==== EXERCISE DATA ====

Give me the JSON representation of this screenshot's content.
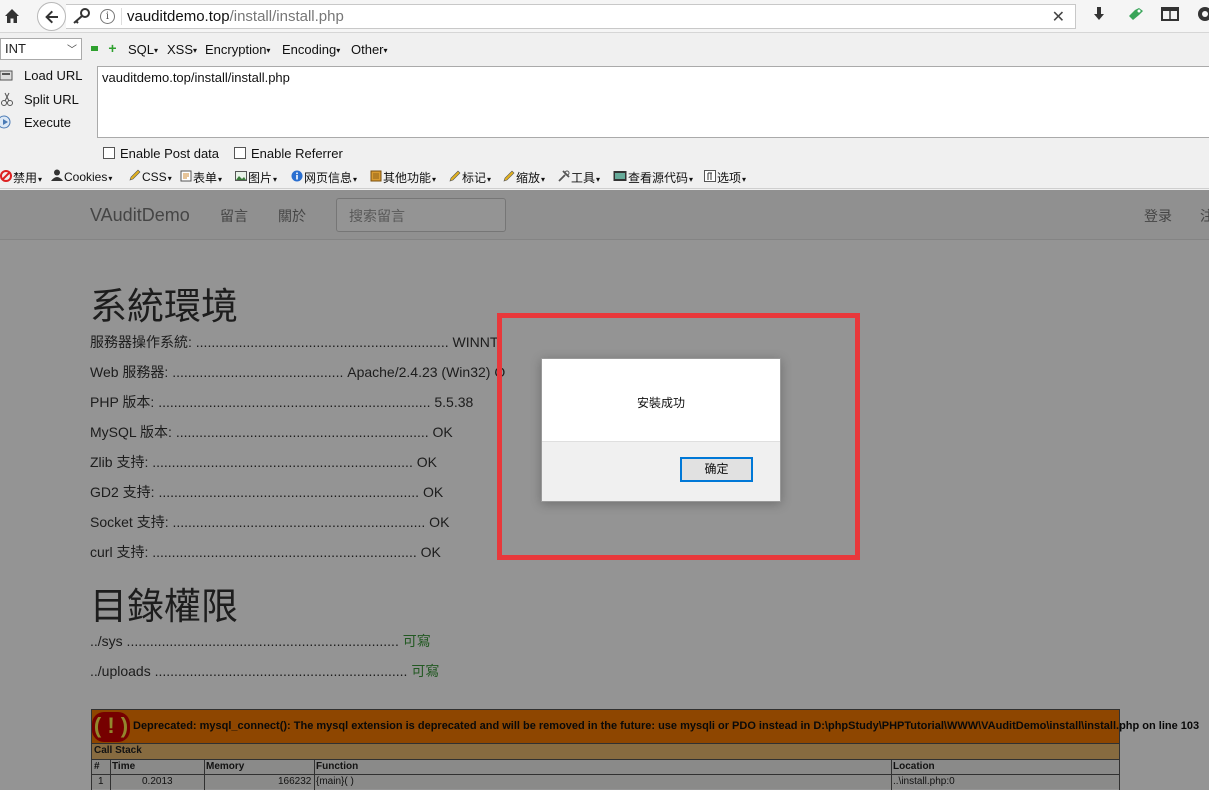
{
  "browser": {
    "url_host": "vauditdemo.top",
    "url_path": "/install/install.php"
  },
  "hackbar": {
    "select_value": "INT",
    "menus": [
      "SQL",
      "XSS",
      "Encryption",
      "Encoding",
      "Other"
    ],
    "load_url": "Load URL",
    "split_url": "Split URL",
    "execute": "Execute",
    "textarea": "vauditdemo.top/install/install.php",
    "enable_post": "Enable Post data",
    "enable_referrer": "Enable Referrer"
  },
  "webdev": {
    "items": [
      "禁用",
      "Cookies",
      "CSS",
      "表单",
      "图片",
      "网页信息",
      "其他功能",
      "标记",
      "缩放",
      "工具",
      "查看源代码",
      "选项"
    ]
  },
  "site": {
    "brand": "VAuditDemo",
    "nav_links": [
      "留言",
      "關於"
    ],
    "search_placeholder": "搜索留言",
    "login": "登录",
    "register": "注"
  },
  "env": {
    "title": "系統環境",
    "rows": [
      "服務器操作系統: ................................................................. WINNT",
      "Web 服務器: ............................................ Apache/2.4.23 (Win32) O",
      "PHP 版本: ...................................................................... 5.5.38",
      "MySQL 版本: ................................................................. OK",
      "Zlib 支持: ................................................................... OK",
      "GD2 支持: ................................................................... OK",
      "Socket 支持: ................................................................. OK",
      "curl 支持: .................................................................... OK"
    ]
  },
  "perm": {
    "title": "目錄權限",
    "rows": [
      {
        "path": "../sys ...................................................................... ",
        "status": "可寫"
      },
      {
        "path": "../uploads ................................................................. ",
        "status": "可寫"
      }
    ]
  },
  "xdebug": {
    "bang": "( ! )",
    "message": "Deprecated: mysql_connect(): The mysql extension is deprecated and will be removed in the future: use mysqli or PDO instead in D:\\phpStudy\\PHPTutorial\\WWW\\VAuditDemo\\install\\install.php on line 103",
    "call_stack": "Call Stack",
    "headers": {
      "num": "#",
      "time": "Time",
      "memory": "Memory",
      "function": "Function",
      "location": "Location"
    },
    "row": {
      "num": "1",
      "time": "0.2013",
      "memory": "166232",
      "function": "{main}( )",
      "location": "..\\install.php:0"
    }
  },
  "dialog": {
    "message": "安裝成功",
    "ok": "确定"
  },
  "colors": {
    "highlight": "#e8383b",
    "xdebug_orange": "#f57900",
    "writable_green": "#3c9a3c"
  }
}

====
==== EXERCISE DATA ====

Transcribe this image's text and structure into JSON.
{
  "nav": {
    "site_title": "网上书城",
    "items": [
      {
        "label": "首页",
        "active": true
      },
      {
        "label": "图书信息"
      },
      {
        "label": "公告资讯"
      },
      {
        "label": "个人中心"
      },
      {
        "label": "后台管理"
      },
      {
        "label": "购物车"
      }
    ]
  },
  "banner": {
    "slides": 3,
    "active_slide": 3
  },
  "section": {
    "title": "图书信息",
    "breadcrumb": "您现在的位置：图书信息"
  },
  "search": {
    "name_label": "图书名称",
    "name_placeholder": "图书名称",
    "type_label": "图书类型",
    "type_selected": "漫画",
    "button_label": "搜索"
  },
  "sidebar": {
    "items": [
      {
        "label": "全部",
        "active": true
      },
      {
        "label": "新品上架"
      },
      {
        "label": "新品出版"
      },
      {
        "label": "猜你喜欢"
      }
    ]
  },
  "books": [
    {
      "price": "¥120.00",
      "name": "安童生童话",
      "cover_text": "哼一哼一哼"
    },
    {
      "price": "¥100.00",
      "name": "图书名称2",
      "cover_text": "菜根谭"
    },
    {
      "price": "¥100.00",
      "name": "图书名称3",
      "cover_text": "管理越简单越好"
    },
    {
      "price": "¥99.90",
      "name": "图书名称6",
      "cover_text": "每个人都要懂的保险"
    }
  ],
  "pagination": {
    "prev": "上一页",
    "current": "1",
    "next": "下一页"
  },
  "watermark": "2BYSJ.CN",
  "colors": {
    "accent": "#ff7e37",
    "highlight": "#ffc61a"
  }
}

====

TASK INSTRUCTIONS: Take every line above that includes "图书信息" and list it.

RESULT OF THE TASK:
        "label": "图书信息"
    "title": "图书信息",
    "breadcrumb": "您现在的位置：图书信息"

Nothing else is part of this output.